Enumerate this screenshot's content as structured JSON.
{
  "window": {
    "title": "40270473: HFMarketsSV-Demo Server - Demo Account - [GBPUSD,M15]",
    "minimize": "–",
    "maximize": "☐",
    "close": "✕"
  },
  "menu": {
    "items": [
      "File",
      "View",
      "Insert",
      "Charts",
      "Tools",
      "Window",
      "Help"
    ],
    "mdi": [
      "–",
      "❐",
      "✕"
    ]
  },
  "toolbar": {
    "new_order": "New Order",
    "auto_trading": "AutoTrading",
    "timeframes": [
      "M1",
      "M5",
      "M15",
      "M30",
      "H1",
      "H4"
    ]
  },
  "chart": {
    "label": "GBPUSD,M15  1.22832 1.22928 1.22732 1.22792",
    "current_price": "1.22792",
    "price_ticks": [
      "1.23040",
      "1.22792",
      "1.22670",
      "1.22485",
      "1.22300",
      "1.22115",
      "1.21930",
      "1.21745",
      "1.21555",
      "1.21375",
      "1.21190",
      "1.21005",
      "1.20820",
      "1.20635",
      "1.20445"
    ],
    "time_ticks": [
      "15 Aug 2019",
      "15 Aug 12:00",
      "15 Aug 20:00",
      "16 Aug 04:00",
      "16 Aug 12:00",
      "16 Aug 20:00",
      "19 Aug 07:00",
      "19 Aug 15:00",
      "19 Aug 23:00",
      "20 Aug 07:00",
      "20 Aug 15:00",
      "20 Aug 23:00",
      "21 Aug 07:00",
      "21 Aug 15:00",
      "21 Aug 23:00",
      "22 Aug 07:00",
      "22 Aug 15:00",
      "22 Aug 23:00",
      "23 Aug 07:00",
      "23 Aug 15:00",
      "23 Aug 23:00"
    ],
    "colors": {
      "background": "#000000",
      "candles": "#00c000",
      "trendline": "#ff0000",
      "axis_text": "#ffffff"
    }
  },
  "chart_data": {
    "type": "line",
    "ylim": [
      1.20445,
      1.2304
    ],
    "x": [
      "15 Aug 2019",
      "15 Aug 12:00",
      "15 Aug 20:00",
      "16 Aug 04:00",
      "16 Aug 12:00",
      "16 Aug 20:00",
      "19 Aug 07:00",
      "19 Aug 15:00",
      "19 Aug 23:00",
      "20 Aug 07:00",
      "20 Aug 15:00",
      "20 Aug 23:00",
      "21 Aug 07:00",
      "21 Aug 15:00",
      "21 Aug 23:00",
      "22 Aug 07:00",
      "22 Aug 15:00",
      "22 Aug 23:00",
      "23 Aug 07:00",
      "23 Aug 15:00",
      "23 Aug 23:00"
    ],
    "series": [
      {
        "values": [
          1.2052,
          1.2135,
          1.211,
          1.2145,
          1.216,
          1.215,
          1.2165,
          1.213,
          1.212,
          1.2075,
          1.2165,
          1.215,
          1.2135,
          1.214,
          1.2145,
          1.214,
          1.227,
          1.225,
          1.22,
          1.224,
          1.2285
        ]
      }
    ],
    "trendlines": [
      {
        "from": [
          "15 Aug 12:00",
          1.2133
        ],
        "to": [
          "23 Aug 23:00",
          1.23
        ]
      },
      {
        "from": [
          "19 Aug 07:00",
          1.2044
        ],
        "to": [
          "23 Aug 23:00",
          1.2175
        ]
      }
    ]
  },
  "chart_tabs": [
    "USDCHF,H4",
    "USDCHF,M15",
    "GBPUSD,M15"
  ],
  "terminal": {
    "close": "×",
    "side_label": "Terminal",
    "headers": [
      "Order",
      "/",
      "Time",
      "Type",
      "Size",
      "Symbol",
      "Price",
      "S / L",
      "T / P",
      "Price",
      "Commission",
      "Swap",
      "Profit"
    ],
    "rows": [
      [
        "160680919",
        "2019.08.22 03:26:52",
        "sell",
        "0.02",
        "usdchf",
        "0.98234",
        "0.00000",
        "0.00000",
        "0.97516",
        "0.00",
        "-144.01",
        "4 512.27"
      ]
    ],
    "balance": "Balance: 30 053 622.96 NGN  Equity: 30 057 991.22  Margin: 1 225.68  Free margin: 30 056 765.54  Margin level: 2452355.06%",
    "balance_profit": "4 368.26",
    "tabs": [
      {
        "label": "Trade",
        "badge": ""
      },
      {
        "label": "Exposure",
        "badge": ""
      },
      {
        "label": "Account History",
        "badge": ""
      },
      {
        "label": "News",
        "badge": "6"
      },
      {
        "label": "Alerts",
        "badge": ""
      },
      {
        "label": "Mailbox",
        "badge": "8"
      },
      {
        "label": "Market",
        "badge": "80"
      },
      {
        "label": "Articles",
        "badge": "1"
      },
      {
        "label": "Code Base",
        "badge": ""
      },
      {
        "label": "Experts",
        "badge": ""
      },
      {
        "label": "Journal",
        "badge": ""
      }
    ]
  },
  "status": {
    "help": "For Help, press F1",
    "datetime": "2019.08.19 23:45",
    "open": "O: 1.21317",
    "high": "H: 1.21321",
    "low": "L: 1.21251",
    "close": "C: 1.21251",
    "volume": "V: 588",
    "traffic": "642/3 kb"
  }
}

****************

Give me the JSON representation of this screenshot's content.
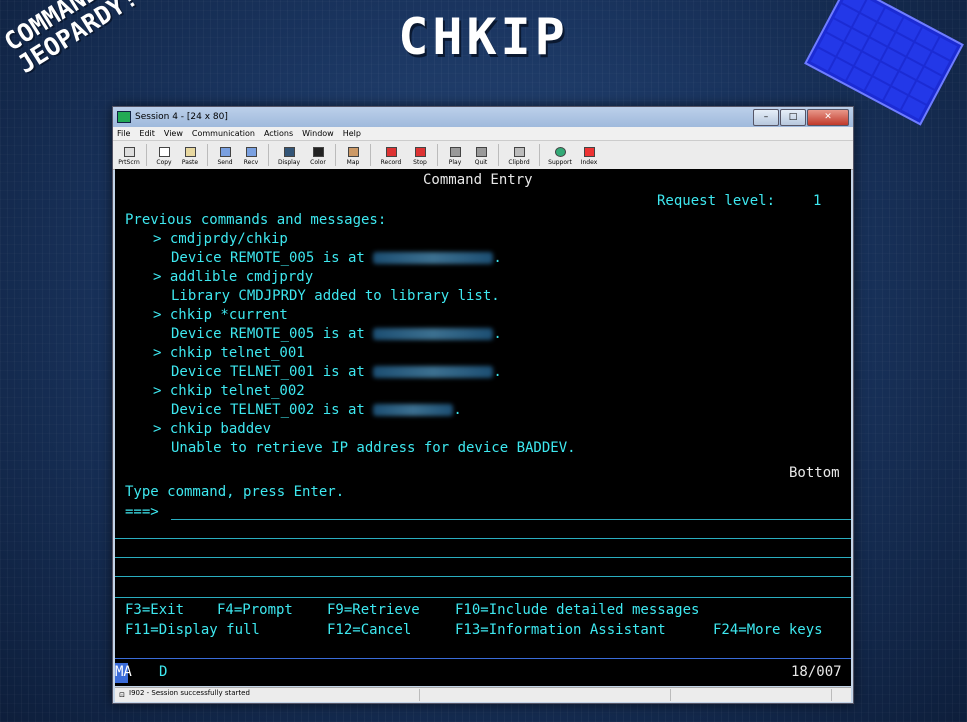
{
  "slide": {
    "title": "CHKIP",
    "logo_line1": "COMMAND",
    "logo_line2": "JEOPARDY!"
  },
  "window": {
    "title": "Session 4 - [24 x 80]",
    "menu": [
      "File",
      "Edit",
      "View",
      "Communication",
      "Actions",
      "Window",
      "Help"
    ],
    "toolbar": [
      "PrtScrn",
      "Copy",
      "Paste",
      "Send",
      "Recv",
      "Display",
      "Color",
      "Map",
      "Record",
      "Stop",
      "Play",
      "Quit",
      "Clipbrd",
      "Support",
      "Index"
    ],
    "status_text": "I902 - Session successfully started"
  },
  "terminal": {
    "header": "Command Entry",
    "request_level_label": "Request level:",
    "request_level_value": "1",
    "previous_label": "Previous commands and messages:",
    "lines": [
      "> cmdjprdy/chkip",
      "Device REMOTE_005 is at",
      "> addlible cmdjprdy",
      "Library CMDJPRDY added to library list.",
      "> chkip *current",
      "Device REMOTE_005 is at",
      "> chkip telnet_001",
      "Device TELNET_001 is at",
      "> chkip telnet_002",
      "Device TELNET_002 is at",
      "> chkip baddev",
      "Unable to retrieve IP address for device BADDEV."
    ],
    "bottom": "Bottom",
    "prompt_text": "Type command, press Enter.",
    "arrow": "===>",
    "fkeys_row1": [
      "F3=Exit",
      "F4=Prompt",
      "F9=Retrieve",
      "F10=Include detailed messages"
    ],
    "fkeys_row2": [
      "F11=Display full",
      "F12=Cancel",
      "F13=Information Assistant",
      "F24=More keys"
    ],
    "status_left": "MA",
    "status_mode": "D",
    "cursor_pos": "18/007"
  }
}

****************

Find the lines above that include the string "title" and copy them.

    "title": "40270473: HFMarketsSV-Demo Server - Demo Account - [GBPUSD,M15]",
    "title": "CHKIP",
    "title": "Session 4 - [24 x 80]",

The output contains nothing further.